→ Given records
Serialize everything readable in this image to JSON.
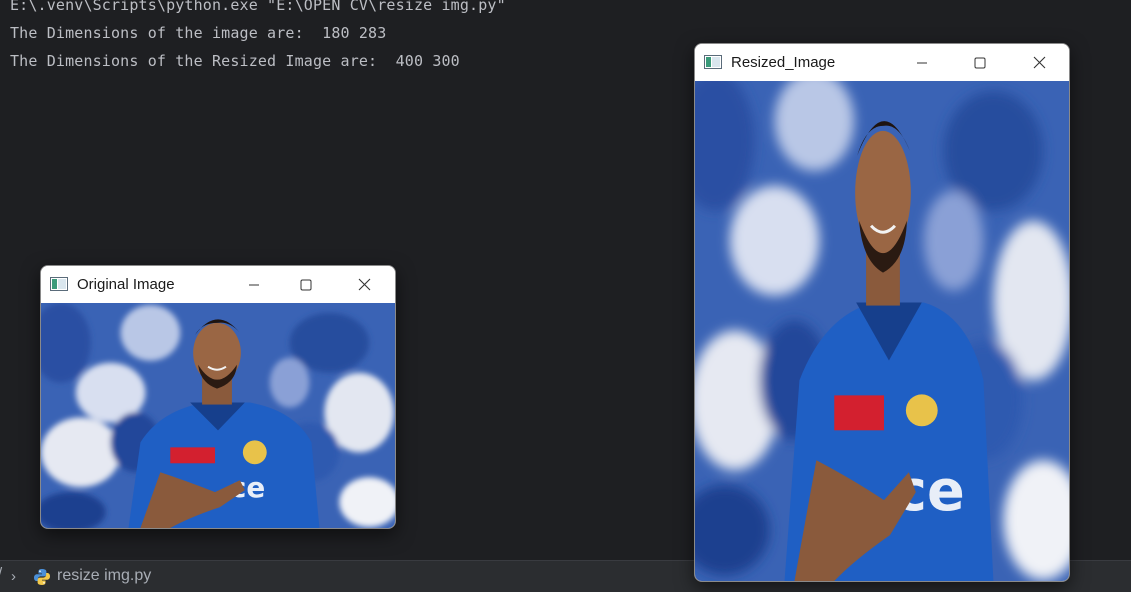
{
  "terminal": {
    "lines": [
      "E:\\.venv\\Scripts\\python.exe \"E:\\OPEN CV\\resize img.py\"",
      "The Dimensions of the image are:  180 283",
      "The Dimensions of the Resized Image are:  400 300"
    ]
  },
  "statusbar": {
    "file_name": "resize img.py",
    "chevron": "›",
    "clipped_glyph": "/"
  },
  "windows": {
    "original": {
      "title": "Original Image"
    },
    "resized": {
      "title": "Resized_Image"
    }
  },
  "colors": {
    "terminal_bg": "#1e1f22",
    "terminal_text": "#bcbec4",
    "statusbar_bg": "#2b2d30",
    "jersey_blue": "#1f5fc4",
    "crowd_blue": "#2f5fb8"
  },
  "icons": {
    "minimize": "minimize-icon",
    "maximize": "maximize-icon",
    "close": "close-icon",
    "app": "opencv-window-icon",
    "python": "python-file-icon"
  }
}
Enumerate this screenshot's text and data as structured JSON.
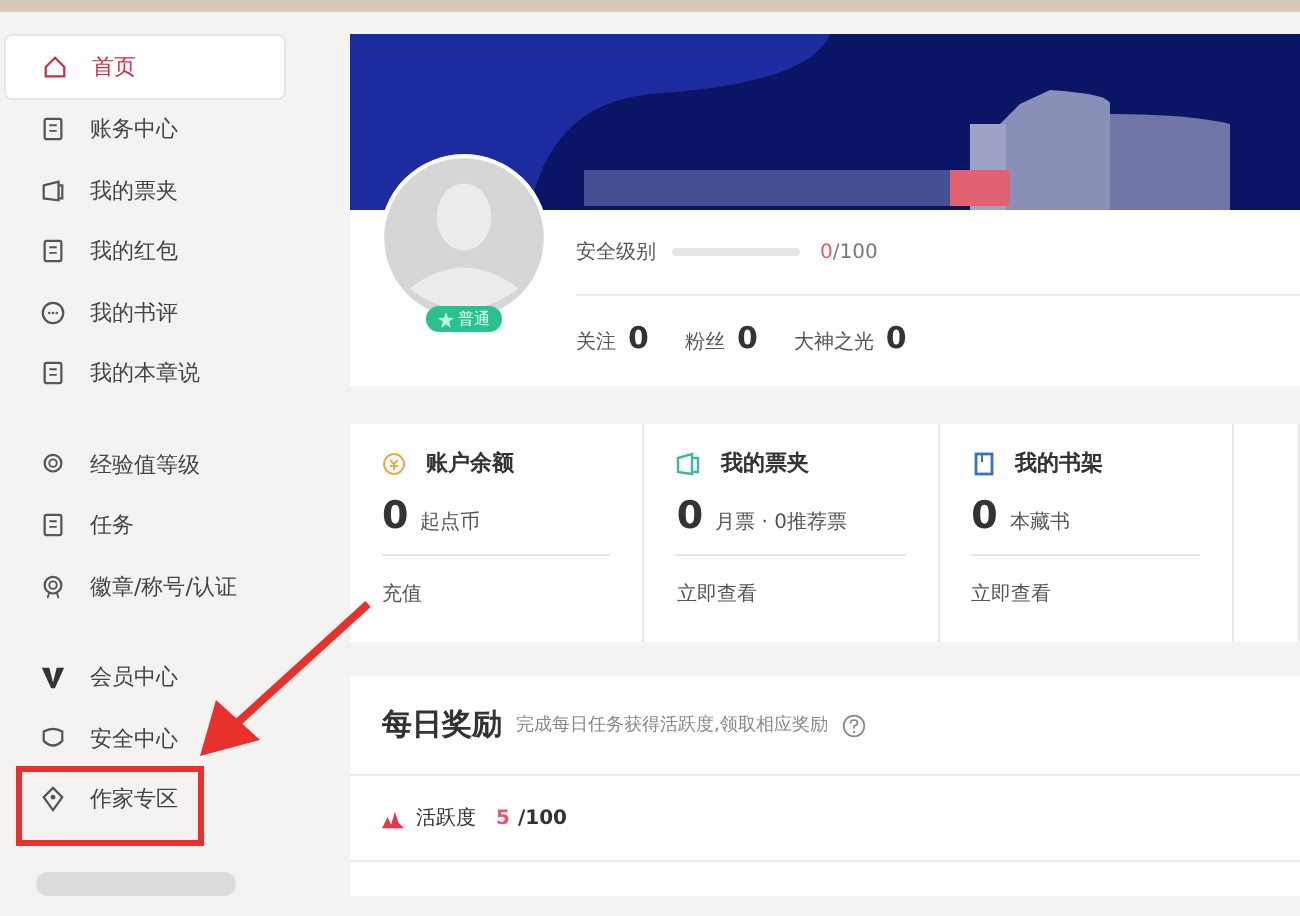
{
  "sidebar": {
    "groups": [
      [
        {
          "label": "首页",
          "selected": true
        },
        {
          "label": "账务中心",
          "selected": false
        },
        {
          "label": "我的票夹",
          "selected": false
        },
        {
          "label": "我的红包",
          "selected": false
        },
        {
          "label": "我的书评",
          "selected": false
        },
        {
          "label": "我的本章说",
          "selected": false
        }
      ],
      [
        {
          "label": "经验值等级",
          "selected": false
        },
        {
          "label": "任务",
          "selected": false
        },
        {
          "label": "徽章/称号/认证",
          "selected": false
        }
      ],
      [
        {
          "label": "会员中心",
          "selected": false
        },
        {
          "label": "安全中心",
          "selected": false
        },
        {
          "label": "作家专区",
          "selected": false
        }
      ]
    ]
  },
  "profile": {
    "badge": "普通",
    "security": {
      "label": "安全级别",
      "level": 0,
      "score": "0",
      "total": "/100"
    },
    "stats": [
      {
        "label": "关注",
        "value": "0"
      },
      {
        "label": "粉丝",
        "value": "0"
      },
      {
        "label": "大神之光",
        "value": "0"
      }
    ]
  },
  "cards": [
    {
      "title": "账户余额",
      "value": "0",
      "unit": "起点币",
      "link": "充值"
    },
    {
      "title": "我的票夹",
      "value": "0",
      "unit": "月票 · 0推荐票",
      "link": "立即查看"
    },
    {
      "title": "我的书架",
      "value": "0",
      "unit": "本藏书",
      "link": "立即查看"
    }
  ],
  "daily": {
    "title": "每日奖励",
    "subtitle": "完成每日任务获得活跃度,领取相应奖励",
    "activity": {
      "label": "活跃度",
      "score": "5",
      "total": "/100"
    }
  }
}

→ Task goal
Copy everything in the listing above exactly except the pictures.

→ Task solution
Serialize everything readable in this image to JSON.
{
  "terminal": {
    "lines": [
      "E:\\.venv\\Scripts\\python.exe \"E:\\OPEN CV\\resize img.py\"",
      "The Dimensions of the image are:  180 283",
      "The Dimensions of the Resized Image are:  400 300"
    ]
  },
  "statusbar": {
    "file_name": "resize img.py",
    "chevron": "›",
    "clipped_glyph": "/"
  },
  "windows": {
    "original": {
      "title": "Original Image"
    },
    "resized": {
      "title": "Resized_Image"
    }
  },
  "colors": {
    "terminal_bg": "#1e1f22",
    "terminal_text": "#bcbec4",
    "statusbar_bg": "#2b2d30",
    "jersey_blue": "#1f5fc4",
    "crowd_blue": "#2f5fb8"
  },
  "icons": {
    "minimize": "minimize-icon",
    "maximize": "maximize-icon",
    "close": "close-icon",
    "app": "opencv-window-icon",
    "python": "python-file-icon"
  }
}
Enumerate this screenshot's text and data as structured JSON.
{
  "sidebar": {
    "groups": [
      [
        {
          "label": "首页",
          "selected": true
        },
        {
          "label": "账务中心",
          "selected": false
        },
        {
          "label": "我的票夹",
          "selected": false
        },
        {
          "label": "我的红包",
          "selected": false
        },
        {
          "label": "我的书评",
          "selected": false
        },
        {
          "label": "我的本章说",
          "selected": false
        }
      ],
      [
        {
          "label": "经验值等级",
          "selected": false
        },
        {
          "label": "任务",
          "selected": false
        },
        {
          "label": "徽章/称号/认证",
          "selected": false
        }
      ],
      [
        {
          "label": "会员中心",
          "selected": false
        },
        {
          "label": "安全中心",
          "selected": false
        },
        {
          "label": "作家专区",
          "selected": false
        }
      ]
    ]
  },
  "profile": {
    "badge": "普通",
    "security": {
      "label": "安全级别",
      "level": 0,
      "score": "0",
      "total": "/100"
    },
    "stats": [
      {
        "label": "关注",
        "value": "0"
      },
      {
        "label": "粉丝",
        "value": "0"
      },
      {
        "label": "大神之光",
        "value": "0"
      }
    ]
  },
  "cards": [
    {
      "title": "账户余额",
      "value": "0",
      "unit": "起点币",
      "link": "充值"
    },
    {
      "title": "我的票夹",
      "value": "0",
      "unit": "月票 · 0推荐票",
      "link": "立即查看"
    },
    {
      "title": "我的书架",
      "value": "0",
      "unit": "本藏书",
      "link": "立即查看"
    }
  ],
  "daily": {
    "title": "每日奖励",
    "subtitle": "完成每日任务获得活跃度,领取相应奖励",
    "activity": {
      "label": "活跃度",
      "score": "5",
      "total": "/100"
    }
  }
}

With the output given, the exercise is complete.